So the questions arise: can society appropriate what was successful for neoliberals, to support social and industrial reforms and conservation of our ecosystem? Can they do it without the same peripheral inhibitors and reliance on centralised agendas and control? Is there a way to invert the neoliberal process without needing money?
The value of nothing
Capitalists already exploit free labour to boost profits, so the key to subverting their objectives is to offer them a way to exploit it for more profitable economic incentives than money can ever offer them. The 99% need to incentivize elite capitalists to do what is best for them and for all, by offering them a market that supersedes monetary capitalism. It only does this by generating unimaginable profits from nothing, but crucially zero in monetary terms and inaccessible to the monetary economy. Then society control the terms of its benefits. How? For this, it is worth reassessing some aspects of Marx’ Labour Theory of Value.
When Marx predicted the end of capitalism, he also pointed much further to the prospect where people’s values and qualities became the ascendant value above currency. Most will assert a form of altruism and philanthropy is necessary and will reflect back to initiatives that were based on such – National Insurance; the welfare state, international treaties, forming of the NHS, race-discrimination law, ‘end’ of slavery etc. Such things are now worn as mere appropriated insignias for covert private enterprises, under conservative agendas that hoodwink the public to pilfer their pockets. Ideology is not a currency that alters reality any more, yet the extent of global social disquiet shows it is more prevalent amongst the general population than ever before. But even if what Marx predicted was initially related to his moral ideology, what he pointed to is a potential beyond that to a purely humanist calculation and right; something that would ultimately replace any necessity for monetary consideration.
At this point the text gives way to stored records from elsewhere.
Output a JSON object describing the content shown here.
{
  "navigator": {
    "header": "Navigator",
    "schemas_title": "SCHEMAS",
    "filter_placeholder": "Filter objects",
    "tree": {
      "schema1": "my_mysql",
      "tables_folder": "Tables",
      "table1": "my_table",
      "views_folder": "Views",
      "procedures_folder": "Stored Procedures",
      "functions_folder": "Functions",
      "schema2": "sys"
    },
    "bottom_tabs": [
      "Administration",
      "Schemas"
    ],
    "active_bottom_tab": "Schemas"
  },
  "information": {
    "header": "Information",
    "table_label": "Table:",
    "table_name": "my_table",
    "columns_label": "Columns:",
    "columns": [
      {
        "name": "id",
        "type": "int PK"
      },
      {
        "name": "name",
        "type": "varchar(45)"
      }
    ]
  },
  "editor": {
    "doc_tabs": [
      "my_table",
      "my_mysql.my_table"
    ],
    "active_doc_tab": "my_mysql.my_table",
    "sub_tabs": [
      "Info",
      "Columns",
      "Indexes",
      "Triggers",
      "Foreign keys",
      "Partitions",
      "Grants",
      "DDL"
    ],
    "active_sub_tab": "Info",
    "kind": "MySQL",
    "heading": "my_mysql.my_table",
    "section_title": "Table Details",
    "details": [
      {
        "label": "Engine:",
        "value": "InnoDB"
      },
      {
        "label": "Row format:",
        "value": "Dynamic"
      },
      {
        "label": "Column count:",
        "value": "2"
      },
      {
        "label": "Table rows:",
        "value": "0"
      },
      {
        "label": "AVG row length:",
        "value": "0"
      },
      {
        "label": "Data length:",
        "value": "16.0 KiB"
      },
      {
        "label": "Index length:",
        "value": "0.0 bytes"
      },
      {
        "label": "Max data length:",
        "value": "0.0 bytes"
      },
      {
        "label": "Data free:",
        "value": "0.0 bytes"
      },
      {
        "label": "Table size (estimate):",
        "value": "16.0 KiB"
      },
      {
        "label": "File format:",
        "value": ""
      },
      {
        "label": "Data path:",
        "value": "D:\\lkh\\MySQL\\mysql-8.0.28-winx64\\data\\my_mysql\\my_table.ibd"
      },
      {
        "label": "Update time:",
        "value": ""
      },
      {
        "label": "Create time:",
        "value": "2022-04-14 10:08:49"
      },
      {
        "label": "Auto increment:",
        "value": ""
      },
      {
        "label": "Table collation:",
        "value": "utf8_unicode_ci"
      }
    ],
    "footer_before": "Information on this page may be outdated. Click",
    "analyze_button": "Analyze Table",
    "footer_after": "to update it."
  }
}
Marx’s core question of why the labour force should provide the rich their wealth but not benefit from it is as relevant as it ever was. Part 2 of this discussion will continue to analyse the proposal of a new Labour Theory of Value, (a progression of Marx intention, but primarily capitalist) – and how it will relieve us once and for all time of the dependency upon money and value. It will allow the 99% not only to take back control of capitalism and our futures, but turn any remaining monetary economy solvent in the bargain.
Kendal Eaton. http://achanceforeveryone.com